PROVIDED INFORMATION Start Marker

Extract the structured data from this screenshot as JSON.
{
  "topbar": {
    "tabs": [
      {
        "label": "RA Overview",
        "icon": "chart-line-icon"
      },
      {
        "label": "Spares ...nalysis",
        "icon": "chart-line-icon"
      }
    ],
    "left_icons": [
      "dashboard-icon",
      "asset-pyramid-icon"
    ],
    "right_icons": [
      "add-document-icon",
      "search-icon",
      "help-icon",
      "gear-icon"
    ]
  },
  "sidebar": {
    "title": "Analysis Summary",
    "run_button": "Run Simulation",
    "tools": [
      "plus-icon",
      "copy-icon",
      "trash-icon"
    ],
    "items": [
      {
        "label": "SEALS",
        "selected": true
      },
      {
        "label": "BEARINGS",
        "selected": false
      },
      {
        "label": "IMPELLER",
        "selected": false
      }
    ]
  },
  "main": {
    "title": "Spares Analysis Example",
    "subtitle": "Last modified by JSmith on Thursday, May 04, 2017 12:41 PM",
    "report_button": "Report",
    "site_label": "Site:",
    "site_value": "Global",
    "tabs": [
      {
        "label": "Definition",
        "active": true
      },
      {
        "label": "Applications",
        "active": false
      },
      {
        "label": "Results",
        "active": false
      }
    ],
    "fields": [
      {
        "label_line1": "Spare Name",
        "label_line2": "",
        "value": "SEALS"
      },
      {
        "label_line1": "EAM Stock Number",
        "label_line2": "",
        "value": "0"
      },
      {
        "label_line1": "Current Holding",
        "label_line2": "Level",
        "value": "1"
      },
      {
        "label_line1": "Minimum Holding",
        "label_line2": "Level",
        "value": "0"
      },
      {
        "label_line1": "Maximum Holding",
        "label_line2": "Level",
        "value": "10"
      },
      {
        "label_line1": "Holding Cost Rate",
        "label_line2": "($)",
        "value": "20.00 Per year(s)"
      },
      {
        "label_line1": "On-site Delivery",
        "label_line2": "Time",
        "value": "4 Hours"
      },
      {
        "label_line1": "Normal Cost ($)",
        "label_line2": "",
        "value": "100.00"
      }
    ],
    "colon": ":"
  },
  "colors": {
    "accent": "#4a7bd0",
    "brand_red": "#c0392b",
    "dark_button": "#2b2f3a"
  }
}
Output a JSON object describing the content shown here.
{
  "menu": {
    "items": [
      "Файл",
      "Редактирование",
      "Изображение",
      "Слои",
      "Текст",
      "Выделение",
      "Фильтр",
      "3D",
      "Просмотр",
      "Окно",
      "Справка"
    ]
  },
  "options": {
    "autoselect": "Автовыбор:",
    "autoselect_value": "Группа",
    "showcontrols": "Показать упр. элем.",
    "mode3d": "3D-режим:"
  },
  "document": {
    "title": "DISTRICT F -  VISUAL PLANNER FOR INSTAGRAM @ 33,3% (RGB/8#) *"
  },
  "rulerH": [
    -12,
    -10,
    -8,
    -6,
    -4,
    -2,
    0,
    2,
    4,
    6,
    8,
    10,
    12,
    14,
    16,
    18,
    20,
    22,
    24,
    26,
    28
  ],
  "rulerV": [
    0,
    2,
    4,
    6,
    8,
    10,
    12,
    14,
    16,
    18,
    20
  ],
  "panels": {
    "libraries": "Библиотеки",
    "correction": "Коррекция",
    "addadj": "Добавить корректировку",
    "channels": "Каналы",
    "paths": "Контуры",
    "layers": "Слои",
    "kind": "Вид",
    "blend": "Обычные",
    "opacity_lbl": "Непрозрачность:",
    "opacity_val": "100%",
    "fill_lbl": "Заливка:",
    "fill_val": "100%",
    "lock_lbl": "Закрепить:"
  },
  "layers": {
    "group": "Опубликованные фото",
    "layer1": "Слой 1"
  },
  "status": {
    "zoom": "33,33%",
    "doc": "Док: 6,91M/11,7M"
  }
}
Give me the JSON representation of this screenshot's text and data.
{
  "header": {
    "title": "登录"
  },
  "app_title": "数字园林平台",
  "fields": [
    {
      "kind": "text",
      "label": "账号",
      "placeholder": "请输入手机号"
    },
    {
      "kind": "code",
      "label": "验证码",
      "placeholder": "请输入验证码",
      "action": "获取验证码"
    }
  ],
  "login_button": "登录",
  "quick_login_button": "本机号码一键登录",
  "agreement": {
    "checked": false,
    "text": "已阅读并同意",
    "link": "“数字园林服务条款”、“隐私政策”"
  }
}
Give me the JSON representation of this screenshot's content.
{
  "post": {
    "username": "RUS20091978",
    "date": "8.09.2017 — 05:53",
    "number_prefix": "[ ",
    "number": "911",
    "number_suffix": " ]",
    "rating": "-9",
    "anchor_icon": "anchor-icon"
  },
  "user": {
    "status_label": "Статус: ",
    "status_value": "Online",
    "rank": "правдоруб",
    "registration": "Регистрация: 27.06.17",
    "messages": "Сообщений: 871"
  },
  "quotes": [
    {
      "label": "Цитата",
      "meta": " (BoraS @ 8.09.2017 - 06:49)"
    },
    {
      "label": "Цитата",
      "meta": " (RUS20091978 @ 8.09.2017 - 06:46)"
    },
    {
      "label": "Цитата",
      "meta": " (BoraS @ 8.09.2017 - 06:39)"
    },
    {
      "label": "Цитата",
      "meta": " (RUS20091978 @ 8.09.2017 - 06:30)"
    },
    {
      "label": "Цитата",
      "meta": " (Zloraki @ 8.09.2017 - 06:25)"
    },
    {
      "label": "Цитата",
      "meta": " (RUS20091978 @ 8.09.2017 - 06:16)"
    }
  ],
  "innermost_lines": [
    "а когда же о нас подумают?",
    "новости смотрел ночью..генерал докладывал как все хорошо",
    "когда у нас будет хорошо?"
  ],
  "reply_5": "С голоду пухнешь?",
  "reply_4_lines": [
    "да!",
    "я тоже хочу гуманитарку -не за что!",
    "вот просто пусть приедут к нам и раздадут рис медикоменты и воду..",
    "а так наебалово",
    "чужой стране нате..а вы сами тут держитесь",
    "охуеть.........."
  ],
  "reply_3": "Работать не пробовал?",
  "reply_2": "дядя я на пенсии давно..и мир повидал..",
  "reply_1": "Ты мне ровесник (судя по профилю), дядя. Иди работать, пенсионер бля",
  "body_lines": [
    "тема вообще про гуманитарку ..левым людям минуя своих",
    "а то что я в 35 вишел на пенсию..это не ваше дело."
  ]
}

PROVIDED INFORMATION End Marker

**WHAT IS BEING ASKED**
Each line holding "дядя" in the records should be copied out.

**TASK RESPONSE**
  "reply_2": "дядя я на пенсии давно..и мир повидал..",
  "reply_1": "Ты мне ровесник (судя по профилю), дядя. Иди работать, пенсионер бля",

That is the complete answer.